Microfinance Law Finally Enacted

Law No. 1 of 2013, dated January 8, 2013, on Microfinance Institutions (“Microfinance Law”) has been enacted after more than two years of deliberation in the House of Representatives. The Microfinance Law forms the legal basis for the establishment of Microfinance Institutions (“MFIs”) to increase access
to credit, promote productivity and economic empowerment, and support the financial and social welfare of poor/low‐income people.

MFIs are defined as financial institutions that are not exclusively motivated by profit and that support community development by offering loans or financing to micro‐enterprise, limited consumer banking (savings deposit management), and business development consultation services. Lending, financing, and
deposit management can be based on conventional or sharia banking principles.

MFIs can be established as cooperatives or as limited liability companies (PTs) and must meet applicable capitalization and licensing requirements, both of which will be regulated by the Indonesian Financial Services Authority (Otoritas Jasa Keuangan – OJK). An MFI may be owned by Indonesian citizens,
village/sub‐district Government‐owned Enterprises (Badan Usaha Milik Desa/Kelurahan –BUMDes/BUMK1), local governments, or cooperatives. Foreign ownership, direct or indirect, is prohibited. Limitations on share ownership and participation apply to MFIs in the form of PT: at least
60% of shares must be owned by the local government or BUMDes/BUMK, while the remaining shares can be owned by Indonesian citizens and/or cooperatives. Indonesian citizens can hold shares up to 20% of shares.

MFIs are prohibited from receiving deposits in the form of giro and participating in payment flow, conducting foreign exchange, engaging in insurance business, acting as guarantor, or making loans to other MFIs, other than to assist with liquidity problems of MFIs in the same regency/city. MFIs and local
government agencies can form deposit insurance organizations to protect depositors’ funds. Further elaboration on permitted business activities will be issued under OJK regulation, and elaboration of deposit insurance requirements will be issued in a Government Regulation.

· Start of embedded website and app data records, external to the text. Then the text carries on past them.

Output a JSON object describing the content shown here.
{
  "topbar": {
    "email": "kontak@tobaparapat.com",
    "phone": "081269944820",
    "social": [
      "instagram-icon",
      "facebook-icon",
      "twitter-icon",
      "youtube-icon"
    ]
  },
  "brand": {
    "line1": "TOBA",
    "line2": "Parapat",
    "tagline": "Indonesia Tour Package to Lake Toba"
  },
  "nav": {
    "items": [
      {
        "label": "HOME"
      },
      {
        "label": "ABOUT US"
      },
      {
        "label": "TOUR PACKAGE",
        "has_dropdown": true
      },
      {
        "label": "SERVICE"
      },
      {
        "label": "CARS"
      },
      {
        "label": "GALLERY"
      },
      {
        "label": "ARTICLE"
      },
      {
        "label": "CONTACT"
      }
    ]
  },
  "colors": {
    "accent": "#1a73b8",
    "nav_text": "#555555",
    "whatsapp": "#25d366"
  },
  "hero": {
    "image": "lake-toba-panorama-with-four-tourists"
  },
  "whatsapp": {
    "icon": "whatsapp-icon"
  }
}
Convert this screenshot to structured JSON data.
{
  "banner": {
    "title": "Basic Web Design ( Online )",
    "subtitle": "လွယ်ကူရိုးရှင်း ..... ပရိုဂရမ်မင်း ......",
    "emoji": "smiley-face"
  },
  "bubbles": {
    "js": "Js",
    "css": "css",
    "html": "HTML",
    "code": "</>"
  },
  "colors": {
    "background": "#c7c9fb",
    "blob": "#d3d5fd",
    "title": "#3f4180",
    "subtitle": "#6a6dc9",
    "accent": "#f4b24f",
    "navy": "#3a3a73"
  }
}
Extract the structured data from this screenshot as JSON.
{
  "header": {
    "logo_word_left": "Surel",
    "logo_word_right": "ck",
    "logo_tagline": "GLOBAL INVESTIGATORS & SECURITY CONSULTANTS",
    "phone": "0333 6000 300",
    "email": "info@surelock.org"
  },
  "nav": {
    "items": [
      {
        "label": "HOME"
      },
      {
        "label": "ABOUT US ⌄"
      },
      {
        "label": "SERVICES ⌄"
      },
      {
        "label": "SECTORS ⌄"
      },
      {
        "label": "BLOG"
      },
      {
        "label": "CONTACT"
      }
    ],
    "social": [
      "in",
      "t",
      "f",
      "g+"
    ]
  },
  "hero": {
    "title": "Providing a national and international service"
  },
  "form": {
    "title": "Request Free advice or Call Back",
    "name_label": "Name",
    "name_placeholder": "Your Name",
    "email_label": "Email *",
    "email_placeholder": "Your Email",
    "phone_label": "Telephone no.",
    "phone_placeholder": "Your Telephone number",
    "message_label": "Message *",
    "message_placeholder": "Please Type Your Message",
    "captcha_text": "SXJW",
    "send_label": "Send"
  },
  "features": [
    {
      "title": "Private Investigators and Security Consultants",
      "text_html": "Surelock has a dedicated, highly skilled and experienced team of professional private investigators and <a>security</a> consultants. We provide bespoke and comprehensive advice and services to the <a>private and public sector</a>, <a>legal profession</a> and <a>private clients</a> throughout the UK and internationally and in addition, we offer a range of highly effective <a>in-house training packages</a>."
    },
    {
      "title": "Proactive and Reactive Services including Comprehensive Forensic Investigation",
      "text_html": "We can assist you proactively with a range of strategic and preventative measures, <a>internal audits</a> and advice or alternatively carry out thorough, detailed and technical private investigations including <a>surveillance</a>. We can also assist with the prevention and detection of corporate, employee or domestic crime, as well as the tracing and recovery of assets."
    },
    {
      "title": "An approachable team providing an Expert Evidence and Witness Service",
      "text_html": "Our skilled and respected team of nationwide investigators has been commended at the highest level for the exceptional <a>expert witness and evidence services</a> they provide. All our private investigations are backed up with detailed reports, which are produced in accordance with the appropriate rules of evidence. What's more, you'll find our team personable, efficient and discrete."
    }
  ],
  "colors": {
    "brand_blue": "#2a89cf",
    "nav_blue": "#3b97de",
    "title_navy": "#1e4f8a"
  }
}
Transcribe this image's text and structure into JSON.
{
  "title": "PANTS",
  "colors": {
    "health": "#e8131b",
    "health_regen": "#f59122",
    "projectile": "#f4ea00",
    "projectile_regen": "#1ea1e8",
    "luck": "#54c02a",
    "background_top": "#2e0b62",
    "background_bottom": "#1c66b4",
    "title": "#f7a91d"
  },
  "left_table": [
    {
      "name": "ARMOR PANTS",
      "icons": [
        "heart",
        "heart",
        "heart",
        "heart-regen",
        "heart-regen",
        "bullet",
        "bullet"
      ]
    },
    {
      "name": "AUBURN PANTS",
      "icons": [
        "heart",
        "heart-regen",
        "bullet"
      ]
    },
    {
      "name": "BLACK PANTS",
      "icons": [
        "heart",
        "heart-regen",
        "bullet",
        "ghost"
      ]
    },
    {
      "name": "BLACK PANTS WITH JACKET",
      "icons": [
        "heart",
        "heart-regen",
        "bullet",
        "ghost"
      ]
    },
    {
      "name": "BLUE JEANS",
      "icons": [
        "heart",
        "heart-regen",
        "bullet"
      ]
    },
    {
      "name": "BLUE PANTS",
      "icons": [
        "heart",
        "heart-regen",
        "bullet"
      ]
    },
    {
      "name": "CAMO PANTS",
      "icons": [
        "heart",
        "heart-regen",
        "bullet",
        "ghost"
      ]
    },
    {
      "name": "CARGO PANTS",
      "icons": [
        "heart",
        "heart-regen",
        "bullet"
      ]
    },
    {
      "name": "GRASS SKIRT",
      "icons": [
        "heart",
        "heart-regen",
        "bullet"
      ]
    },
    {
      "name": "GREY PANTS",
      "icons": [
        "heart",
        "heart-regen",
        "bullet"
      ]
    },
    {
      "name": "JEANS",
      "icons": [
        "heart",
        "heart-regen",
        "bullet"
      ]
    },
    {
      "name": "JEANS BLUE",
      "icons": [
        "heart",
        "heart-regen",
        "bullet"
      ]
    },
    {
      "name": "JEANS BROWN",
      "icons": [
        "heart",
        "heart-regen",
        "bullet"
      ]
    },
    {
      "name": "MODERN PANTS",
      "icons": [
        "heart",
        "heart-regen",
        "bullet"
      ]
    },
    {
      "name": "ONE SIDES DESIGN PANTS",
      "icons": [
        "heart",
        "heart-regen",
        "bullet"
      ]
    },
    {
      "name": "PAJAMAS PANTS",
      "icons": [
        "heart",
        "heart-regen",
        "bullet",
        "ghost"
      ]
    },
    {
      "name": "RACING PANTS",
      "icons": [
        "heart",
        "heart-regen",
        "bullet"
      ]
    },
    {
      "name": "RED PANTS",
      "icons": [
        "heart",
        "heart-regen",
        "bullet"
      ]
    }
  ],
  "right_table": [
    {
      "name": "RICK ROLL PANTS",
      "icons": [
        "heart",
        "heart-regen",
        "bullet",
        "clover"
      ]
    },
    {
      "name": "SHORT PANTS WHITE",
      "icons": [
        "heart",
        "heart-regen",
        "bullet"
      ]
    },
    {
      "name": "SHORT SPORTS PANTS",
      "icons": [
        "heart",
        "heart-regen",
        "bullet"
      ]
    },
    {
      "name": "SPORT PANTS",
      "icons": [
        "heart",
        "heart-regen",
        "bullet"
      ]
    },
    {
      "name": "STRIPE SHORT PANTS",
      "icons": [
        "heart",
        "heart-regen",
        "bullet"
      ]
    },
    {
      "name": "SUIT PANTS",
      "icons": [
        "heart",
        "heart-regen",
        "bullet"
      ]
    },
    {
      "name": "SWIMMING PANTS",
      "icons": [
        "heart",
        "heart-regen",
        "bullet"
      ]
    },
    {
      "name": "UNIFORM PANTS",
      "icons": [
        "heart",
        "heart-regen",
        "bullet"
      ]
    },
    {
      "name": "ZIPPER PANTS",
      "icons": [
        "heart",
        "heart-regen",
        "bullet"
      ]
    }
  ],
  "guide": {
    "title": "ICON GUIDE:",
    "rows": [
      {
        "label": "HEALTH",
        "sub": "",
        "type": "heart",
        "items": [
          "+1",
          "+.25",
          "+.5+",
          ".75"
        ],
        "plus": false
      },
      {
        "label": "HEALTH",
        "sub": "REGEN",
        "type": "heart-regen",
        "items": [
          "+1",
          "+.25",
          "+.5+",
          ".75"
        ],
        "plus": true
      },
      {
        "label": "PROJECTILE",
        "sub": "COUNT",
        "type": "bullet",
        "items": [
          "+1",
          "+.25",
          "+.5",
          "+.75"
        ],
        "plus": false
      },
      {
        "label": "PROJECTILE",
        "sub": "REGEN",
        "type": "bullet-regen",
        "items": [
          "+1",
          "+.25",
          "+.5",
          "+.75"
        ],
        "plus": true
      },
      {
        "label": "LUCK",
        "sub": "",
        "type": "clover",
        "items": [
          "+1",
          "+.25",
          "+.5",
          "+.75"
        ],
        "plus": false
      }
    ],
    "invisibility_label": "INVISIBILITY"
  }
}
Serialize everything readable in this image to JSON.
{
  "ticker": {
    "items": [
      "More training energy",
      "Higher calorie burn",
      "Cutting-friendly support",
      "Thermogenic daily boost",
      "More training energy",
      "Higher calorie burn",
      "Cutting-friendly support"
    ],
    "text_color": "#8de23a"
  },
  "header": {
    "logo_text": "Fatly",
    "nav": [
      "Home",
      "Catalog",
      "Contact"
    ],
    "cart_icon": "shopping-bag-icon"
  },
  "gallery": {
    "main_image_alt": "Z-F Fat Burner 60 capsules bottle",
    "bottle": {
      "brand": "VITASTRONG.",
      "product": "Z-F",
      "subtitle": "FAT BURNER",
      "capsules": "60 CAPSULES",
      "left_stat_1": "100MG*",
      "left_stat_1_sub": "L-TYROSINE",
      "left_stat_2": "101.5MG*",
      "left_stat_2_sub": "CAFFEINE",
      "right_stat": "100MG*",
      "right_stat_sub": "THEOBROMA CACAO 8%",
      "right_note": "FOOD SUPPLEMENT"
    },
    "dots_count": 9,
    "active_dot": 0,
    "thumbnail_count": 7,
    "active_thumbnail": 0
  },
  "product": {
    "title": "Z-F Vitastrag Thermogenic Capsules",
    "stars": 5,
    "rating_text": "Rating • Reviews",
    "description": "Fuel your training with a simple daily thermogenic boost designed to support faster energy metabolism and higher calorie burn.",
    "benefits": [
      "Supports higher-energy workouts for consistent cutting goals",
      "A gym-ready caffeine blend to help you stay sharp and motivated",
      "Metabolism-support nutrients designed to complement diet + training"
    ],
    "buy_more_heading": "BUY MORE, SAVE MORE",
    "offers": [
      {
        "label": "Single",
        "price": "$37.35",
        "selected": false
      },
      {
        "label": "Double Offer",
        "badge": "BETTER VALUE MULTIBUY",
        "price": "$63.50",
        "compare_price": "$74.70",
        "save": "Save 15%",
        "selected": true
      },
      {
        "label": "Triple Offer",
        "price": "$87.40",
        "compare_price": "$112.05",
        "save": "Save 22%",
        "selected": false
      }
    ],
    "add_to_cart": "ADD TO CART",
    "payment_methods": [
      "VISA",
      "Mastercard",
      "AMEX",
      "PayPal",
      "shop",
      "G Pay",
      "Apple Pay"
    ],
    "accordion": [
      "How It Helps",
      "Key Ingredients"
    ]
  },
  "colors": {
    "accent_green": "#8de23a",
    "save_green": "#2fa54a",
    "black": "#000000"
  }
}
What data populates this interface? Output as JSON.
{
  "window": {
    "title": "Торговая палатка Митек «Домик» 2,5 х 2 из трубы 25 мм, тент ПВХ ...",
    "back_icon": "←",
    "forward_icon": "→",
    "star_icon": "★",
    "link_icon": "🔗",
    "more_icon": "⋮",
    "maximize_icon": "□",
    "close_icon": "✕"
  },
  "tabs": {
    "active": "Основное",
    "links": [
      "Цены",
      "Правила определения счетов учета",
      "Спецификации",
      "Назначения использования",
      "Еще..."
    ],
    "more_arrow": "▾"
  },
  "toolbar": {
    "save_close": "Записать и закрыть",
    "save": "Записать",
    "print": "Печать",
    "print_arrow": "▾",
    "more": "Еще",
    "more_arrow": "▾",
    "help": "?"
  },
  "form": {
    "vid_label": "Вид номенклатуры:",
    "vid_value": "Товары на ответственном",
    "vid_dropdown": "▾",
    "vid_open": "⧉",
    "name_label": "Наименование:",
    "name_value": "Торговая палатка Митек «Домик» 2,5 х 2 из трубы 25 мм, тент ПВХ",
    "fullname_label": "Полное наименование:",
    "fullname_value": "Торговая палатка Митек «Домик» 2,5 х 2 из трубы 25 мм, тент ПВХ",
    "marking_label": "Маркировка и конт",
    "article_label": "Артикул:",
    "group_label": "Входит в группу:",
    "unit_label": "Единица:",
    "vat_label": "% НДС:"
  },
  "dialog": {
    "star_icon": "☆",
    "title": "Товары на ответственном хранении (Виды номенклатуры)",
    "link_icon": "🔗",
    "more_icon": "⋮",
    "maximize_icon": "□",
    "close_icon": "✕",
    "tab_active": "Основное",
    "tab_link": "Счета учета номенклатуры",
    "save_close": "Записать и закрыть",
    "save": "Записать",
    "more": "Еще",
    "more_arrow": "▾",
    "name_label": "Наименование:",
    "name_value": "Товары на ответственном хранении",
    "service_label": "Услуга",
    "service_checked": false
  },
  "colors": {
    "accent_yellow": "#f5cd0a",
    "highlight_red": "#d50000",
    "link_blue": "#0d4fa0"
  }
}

MFI operations are limited to one village/sub‐district, district, or regency/city and will be adjusted to the MFI’s business scale as set out in Government Regulation. In order to expand business outside the regency/municipality where the MFI is domiciled, the MFI must be converted into a Bank, meeting all relevant requirements determined by the OJK.

1 Locally owned enterprises such as BUMDes are authorized in Minister of Home Affairs Reg. No. 39 of 2010 on Village‐owned Enterprise, Law No. 32 of 2004 on Regional Government, and Government Regulation No. 72 of 2005 on Villages. M‐00357
2 MFIs are obliged to maintain records in accordance with accepted financial accounting standards and to submit financial reports to OJK every four months, along with other reports as required by regulation. The Microfinance Law also contains provisions on consumer protection, confidentiality, and information sharing among MFIs.

MFIs must obtain prior approval from the OJK before merging or consolidating with other MFIs. If an MFI encounters liquidity or solvency problems, the OJK may order it to conduct necessary corporate actions, including selling property or assets, changing the board of commissioners or directors, raising capital, transferring liability, and merging or consolidating with another MFI, among others. OJK has the authority to revoke an MFI’s business license and dissolve the entity if such action does not resolve the liquidity or solvency problem. Revocation and liquidation will be further regulated by the OJK.

The Microfinance Law stipulates administrative and criminal sanctions for MFIs that do not fulfill their obligations. Administrative sanctions include fine, warning letter, suspension of business activities, dismissal of directors or managers, and revocation of the business license. Criminal sanctions include imprisonment for one to three years and criminal fine of up to Rp.1 billion.

Institutions engaging in microfinance business prior to the issuance of the Microfinance Law may continue to operate for up to one year after the Microfinance Law comes into effect, during which time they must obtain a new business license and OJK permit. The Microfinance Law will enter into force on January 8, 2015—two years after the date of enactment—during which time the necessary implementing regulations will be promulgated.